When a company focuses on making meaningful change in the world, it stokes employees’ passion, inspires them, and injects powerful significance into their work. A clear purpose defines why your organization exists; it guides people through change and volatility, encourages emotional commitment, and motivates people to lead from wherever they are. Beyond strategies, mission statements, and goals, purpose is why people get out of bed in the morning and come to work every day. Purpose will help you lead, motivate, and inspire others by establishing a guiding light for your team and organization.
Having a sense of purpose in our life is critical to well-being. In fact, in a longitudinal study, researchers conducting the 2015 U.S Purpose Index study, found that people who demonstrate a sense of purpose in their lives have a 15% lower risk of death compared with those who said they were more or less aimless. And it didn’t seem to matter when people found their direction. It could be in their 20s, 50s, 70s. Now this may be overly dramatic for a blog on a Monday morning: but could there be a bigger benefit?
The 2015 U.S. Purpose Index study found that purpose-oriented employees have 64% higher levels of fulfillment in their work.
Research from Deloitte shows that “mission-driven” companies have 30 percent higher levels of innovation and 40 percent higher levels of retention.
84 percent of millennials say that making a difference is more important than professional recognition.
In the book, Firms of Endearment, the authors built an 18-firm index of purpose-driven companies and tracked their financial performance over 10 years. They found that the 18 FoE companies showed an average annual return on equity of 13.1%—that’s 9% higher than the S&P.
Companies like Starbucks and CVS recognize that it’s in their best interest to focus on a higher purpose.
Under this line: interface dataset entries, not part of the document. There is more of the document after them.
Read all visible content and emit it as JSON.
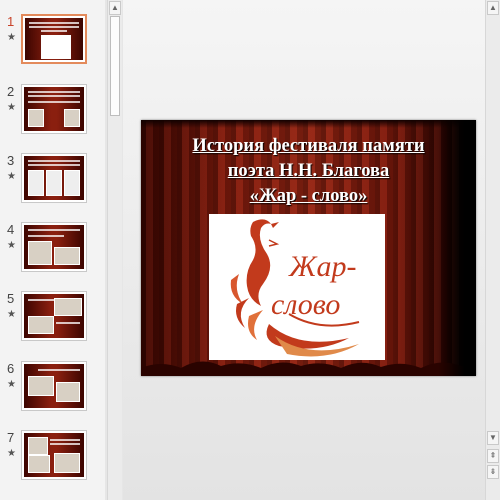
{
  "thumbnails": [
    {
      "number": "1",
      "star": "★"
    },
    {
      "number": "2",
      "star": "★"
    },
    {
      "number": "3",
      "star": "★"
    },
    {
      "number": "4",
      "star": "★"
    },
    {
      "number": "5",
      "star": "★"
    },
    {
      "number": "6",
      "star": "★"
    },
    {
      "number": "7",
      "star": "★"
    }
  ],
  "slide": {
    "title_line1": "История фестиваля памяти",
    "title_line2": "поэта Н.Н. Благова",
    "title_line3": "«Жар - слово»",
    "logo_word1": "Жар-",
    "logo_word2": "слово"
  },
  "scroll": {
    "up": "▲",
    "down": "▼",
    "prev_slide": "⇞",
    "next_slide": "⇟"
  },
  "colors": {
    "accent": "#c8432a",
    "curtain": "#8a1f0f",
    "logo": "#c23a1c"
  }
}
With the latter, CVS’s purpose is to help people on the path to better health. Realizing that cigarettes weren’t consistent with their company purpose, CVS banned their sale in any of their stores as of October 1, 2014. Tobacco products provided a huge revenue stream of over $2 billion in annual sales, but CVS recognized the hypocrisy of their sale if they really wanted to become a health-centered brand.
And BlackRock Financial, the second largest investment firm in the World, is actively encouraging companies in the private sector (in which it’s a significant shareholder) to find a purpose that meets people’s unmet needs. What Larry Fink, chairman and chief executive officer of BlackRock, and others argue is that there’s currently an imbalance that exists between what the market is providing and the needs of society.
In The Wealth of Nations and The Theory of Moral Sentiments, Adam Smith introduced the idea of “the invisible hand,” how markets and their self-interests can benefit society. Whether companies and markets can deliver on the needs of people will be put to the test in the coming years with the acceleration of technology, automation, and complex issues like climate change. The Circular Economy is one example of how purpose-driven companies can lead the charge towards more sustainable systems and solutions. Will your company and others deliver on meeting the needs of people?
Finding a purpose that can be a rallying cry for your team is one of the first steps in how to create transformational change in your organization. Why does your company exist beyond making money? And who are you trying to serve? As you explore the answers to these questions, remember that people on your team and company are more likely to own your purpose if they have a part in creating it.
Please find previous blogs that explore the Power of Purpose.